Once you know how many lines below hold "bitte", reply with that number and add nothing.

########

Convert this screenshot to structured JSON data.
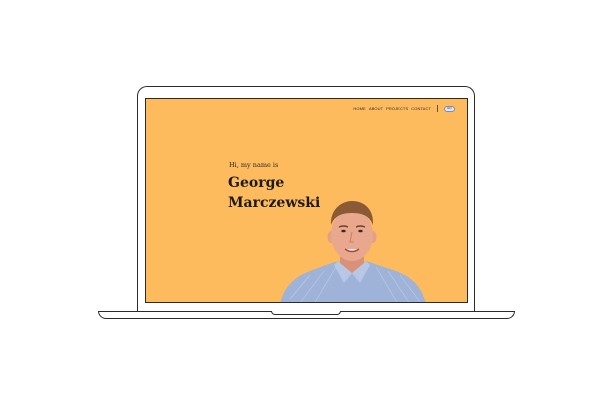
{
  "nav": {
    "items": [
      "HOME",
      "ABOUT",
      "PROJECTS",
      "CONTACT"
    ],
    "language_label": "EN"
  },
  "hero": {
    "greeting": "Hi, my name is",
    "first_name": "George",
    "last_name": "Marczewski"
  },
  "colors": {
    "background": "#fdbb5d",
    "text": "#1a1a1a",
    "shirt": "#9fb2d8",
    "skin": "#e9a88e"
  },
  "icons": {
    "language": "flag-toggle-icon",
    "portrait": "person-photo"
  }
}
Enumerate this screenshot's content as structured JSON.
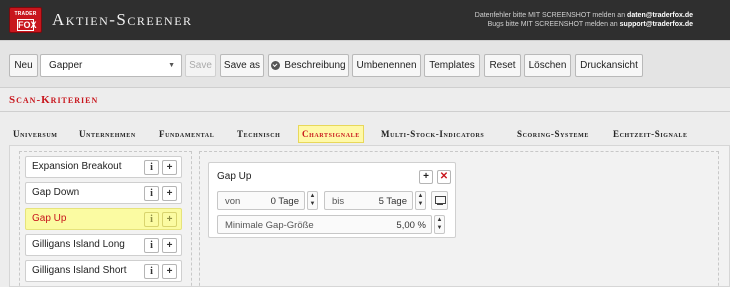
{
  "header": {
    "logo_top": "TRADER",
    "logo_bottom": "FOX",
    "title": "Aktien-Screener",
    "hint1_prefix": "Datenfehler bitte MIT SCREENSHOT melden an",
    "hint1_email": "daten@traderfox.de",
    "hint2_prefix": "Bugs bitte MIT SCREENSHOT melden an",
    "hint2_email": "support@traderfox.de"
  },
  "toolbar": {
    "new": "Neu",
    "screen_select": "Gapper",
    "save": "Save",
    "save_as": "Save as",
    "description": "Beschreibung",
    "rename": "Umbenennen",
    "templates": "Templates",
    "reset": "Reset",
    "delete": "Löschen",
    "print": "Druckansicht"
  },
  "section_title": "Scan-Kriterien",
  "tabs": [
    "Universum",
    "Unternehmen",
    "Fundamental",
    "Technisch",
    "Chartsignale",
    "Multi-Stock-Indicators",
    "Scoring-Systeme",
    "Echtzeit-Signale"
  ],
  "active_tab": "Chartsignale",
  "signals": [
    "Expansion Breakout",
    "Gap Down",
    "Gap Up",
    "Gilligans Island Long",
    "Gilligans Island Short"
  ],
  "active_signal": "Gap Up",
  "panel": {
    "title": "Gap Up",
    "from_label": "von",
    "from_value": "0 Tage",
    "to_label": "bis",
    "to_value": "5 Tage",
    "min_gap_label": "Minimale Gap-Größe",
    "min_gap_value": "5,00 %"
  },
  "colors": {
    "brand_red": "#c8161d",
    "highlight": "#fbfba2"
  }
}
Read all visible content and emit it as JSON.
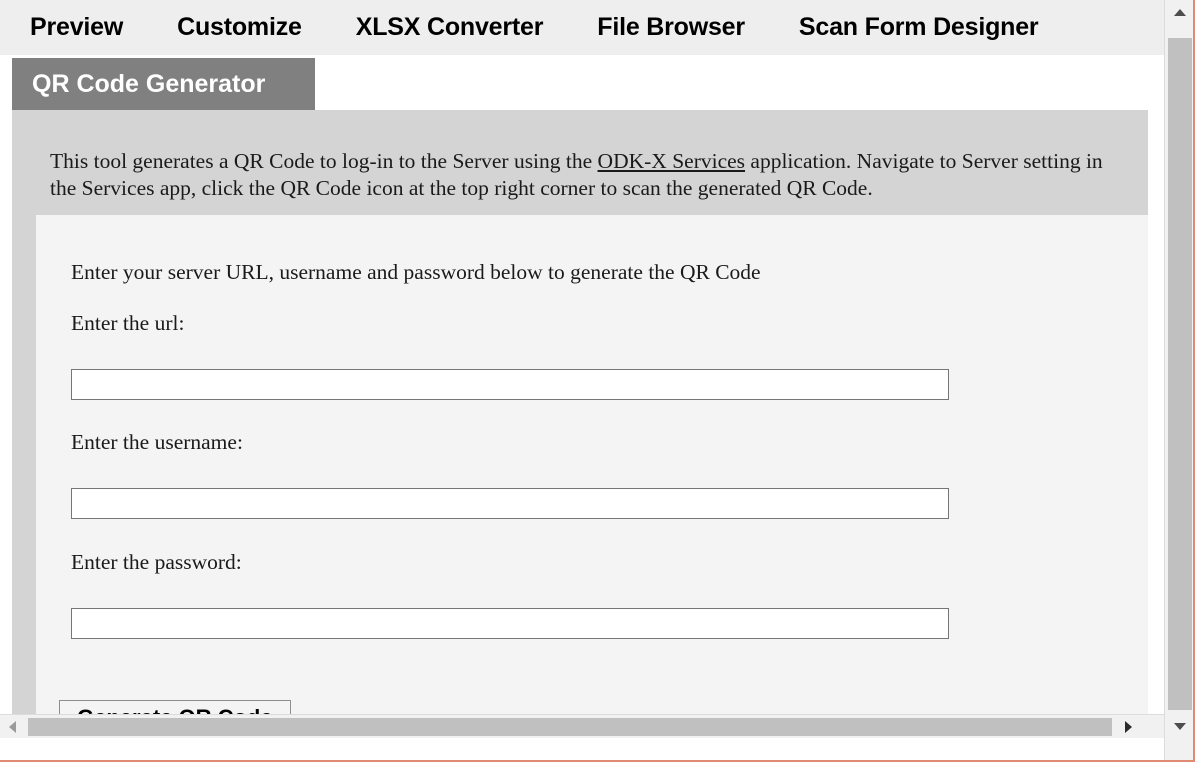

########

▶ [Final answer]:
2